In that decision, the court went on to assist registrants by shifting the burden of proof to the government to show that the registrants pose a current danger to society. And then the court found that the government failed to meet that burden. In fact, the court noted that the government did not provide “any specific information or data indicating that the Plaintiffs pose (any type of) a risk”.
Without a doubt, this is great reasoning and language which supports our cause and should be used by attorneys in future lawsuits. For this is the time to shift from defense to offense.
What do I mean by that? I mean that it is time that we need to move the line of scrimmage toward our goal line. Specifically, we need to challenge laws that are based upon emotion, not facts.
For example, the California state legislature recently passed a bill, signed by the Governor, that would allow individuals convicted of a felony to serve on a jury. Just before the bill was passed, however, the legislature created an exception that prohibits anyone convicted of a felony sex offense from serving as a juror.
What were they thinking? Or perhaps they were not thinking at all. For this is absolutely no background information about this amendment in the bill’s legislative history. Which means that the amendment was a political compromise and not based on fact. Therefore, the new law is ripe for a legal challenge and that is what is about to happen in Los Angeles Superior Court….the same court where the County Registrar’s decision to exclude all registrants from serving as poll workers is already being challenged.
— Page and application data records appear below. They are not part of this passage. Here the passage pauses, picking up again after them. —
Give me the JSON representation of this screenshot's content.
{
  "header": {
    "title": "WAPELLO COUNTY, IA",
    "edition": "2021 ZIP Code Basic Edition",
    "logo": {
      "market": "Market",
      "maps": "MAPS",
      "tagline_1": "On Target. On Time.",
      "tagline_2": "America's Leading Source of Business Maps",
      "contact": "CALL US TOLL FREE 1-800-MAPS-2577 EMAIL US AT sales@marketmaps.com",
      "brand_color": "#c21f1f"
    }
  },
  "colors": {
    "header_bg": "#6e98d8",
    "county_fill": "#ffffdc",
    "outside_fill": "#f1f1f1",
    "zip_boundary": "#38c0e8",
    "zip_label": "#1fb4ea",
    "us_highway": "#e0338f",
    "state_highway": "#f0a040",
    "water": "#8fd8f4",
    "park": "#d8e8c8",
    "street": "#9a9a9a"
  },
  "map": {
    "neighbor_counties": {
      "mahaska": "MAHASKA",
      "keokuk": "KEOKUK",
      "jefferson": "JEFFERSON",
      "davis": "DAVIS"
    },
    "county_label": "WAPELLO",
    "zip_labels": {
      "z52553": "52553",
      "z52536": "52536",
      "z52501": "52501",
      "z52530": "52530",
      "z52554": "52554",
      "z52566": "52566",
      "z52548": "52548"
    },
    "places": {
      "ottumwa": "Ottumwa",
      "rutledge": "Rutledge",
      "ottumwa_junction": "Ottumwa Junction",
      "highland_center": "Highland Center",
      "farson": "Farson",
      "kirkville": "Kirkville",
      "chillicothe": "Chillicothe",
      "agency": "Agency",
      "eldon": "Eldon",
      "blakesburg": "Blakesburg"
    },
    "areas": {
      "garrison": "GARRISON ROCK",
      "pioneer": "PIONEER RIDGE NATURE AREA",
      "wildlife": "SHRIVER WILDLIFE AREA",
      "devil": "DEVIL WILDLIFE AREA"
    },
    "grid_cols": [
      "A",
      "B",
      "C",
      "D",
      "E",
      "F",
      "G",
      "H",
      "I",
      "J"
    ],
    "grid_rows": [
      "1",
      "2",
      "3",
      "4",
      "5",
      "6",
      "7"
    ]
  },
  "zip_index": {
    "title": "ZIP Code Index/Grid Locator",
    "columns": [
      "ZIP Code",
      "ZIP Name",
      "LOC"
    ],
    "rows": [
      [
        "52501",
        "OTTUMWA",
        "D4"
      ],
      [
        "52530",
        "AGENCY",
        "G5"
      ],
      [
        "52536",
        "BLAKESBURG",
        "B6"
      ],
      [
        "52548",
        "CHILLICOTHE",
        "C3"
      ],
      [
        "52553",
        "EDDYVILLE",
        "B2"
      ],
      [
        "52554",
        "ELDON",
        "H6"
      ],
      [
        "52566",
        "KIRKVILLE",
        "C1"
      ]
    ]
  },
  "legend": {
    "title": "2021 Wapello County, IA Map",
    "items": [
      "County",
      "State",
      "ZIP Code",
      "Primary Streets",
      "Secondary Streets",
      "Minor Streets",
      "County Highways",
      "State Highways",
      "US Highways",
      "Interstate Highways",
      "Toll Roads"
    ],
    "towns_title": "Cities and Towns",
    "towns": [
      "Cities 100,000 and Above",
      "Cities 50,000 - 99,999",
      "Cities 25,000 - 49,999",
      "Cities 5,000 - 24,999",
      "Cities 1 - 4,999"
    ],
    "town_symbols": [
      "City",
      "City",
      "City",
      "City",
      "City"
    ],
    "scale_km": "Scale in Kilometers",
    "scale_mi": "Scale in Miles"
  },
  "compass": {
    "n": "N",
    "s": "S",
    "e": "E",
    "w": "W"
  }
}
There are many more examples in many different states where attorneys are challenging the status quo. For example, attorney Miriam Auckerman continues her battle to overturn registration laws in Michigan. And attorney Paul Dubbeling continues to challenge GPS requirements in North Carolina. Further, attorney Adele Nicholas continues to challenge residency restrictions in Illinois. And finally, attorney Mark Yurachek is preparing a challenge to Georgia laws that limit where registrants can visit, work and live.
The breadth and depth of our attorney bench is growing and that is cause to celebrate! For together, we can move the line of scrimmage away from the punishment of the past toward our goal line where the registry in every state is significantly reduced to only those who pose a current danger and no registry is available online.